[Dataset excerpts — start]

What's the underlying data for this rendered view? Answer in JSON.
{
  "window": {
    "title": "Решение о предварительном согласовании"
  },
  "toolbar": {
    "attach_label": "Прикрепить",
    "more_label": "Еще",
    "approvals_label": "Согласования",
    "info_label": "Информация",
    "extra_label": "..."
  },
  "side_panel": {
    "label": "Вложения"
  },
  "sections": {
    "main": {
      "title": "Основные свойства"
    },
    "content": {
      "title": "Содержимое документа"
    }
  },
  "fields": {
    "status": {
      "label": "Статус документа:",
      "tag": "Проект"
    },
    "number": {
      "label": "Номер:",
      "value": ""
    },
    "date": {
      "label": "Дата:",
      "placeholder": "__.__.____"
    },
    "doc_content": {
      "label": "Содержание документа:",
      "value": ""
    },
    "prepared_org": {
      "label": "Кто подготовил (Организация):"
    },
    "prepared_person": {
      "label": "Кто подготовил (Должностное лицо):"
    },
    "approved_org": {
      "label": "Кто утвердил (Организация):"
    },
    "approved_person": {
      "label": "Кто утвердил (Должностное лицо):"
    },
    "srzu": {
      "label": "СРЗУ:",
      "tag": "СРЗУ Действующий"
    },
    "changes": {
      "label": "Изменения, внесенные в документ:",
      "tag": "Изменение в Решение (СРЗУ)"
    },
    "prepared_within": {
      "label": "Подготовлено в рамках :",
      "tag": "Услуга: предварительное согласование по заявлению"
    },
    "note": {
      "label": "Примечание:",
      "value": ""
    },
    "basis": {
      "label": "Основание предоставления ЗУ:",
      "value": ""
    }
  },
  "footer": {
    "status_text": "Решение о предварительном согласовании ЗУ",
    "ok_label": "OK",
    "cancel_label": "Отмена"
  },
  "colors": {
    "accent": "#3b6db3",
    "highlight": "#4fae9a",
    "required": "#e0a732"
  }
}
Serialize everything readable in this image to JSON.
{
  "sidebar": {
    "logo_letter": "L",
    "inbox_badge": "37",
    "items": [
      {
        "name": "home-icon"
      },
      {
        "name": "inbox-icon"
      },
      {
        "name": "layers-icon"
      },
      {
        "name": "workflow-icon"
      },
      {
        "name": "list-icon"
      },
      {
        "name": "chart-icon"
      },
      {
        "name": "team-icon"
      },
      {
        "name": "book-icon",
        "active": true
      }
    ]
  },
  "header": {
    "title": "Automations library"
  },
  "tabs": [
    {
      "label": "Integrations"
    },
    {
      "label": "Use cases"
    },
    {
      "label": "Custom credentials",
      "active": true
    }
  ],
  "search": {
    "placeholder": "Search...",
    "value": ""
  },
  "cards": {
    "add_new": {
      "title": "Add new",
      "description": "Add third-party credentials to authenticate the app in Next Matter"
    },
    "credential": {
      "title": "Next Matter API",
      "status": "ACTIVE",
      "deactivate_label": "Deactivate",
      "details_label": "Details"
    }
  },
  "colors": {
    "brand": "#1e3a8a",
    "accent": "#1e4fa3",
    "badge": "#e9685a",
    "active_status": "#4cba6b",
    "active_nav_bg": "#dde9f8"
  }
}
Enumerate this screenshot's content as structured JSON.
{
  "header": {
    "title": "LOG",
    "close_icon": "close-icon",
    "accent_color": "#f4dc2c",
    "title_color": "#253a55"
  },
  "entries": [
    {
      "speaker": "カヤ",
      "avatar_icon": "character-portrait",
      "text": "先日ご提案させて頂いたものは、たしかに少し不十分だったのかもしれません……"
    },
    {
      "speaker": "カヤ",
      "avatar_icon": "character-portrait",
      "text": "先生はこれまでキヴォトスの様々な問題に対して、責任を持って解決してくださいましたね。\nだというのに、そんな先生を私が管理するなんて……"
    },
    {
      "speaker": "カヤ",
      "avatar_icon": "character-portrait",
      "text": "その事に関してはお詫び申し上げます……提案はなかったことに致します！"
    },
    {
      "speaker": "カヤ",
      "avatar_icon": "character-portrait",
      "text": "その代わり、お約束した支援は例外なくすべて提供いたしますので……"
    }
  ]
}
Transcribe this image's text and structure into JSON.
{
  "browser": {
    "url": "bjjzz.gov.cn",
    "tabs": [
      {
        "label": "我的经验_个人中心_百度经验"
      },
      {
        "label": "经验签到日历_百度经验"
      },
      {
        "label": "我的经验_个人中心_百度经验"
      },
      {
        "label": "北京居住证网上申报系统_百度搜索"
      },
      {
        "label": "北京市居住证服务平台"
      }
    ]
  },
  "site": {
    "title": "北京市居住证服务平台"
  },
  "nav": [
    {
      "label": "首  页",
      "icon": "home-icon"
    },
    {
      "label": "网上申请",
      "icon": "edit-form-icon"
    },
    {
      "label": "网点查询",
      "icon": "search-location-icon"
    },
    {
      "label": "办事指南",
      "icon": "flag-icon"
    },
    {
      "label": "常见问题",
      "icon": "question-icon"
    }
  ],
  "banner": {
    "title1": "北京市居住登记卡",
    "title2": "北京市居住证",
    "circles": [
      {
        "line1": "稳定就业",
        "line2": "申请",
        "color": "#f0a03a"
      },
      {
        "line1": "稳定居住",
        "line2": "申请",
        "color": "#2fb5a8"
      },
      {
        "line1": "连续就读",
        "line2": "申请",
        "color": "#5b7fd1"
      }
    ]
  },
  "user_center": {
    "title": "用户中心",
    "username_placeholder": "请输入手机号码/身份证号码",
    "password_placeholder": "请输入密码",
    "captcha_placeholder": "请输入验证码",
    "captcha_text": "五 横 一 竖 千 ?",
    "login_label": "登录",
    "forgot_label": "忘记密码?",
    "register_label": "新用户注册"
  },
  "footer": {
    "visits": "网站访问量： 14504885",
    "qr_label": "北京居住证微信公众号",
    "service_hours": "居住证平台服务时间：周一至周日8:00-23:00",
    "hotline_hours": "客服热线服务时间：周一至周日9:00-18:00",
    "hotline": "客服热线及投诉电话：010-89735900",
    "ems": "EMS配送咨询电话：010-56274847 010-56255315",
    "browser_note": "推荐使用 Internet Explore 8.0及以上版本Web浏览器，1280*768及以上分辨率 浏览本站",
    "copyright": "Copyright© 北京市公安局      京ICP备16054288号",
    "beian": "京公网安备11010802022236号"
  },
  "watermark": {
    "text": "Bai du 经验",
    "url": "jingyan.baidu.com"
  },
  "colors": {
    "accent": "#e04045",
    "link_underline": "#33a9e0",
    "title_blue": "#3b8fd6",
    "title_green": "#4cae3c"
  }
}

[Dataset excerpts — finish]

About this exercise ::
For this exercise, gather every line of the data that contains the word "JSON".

Exercise response ::
What's the underlying data for this rendered view? Answer in JSON.
Serialize everything readable in this image to JSON.
Enumerate this screenshot's content as structured JSON.
Transcribe this image's text and structure into JSON.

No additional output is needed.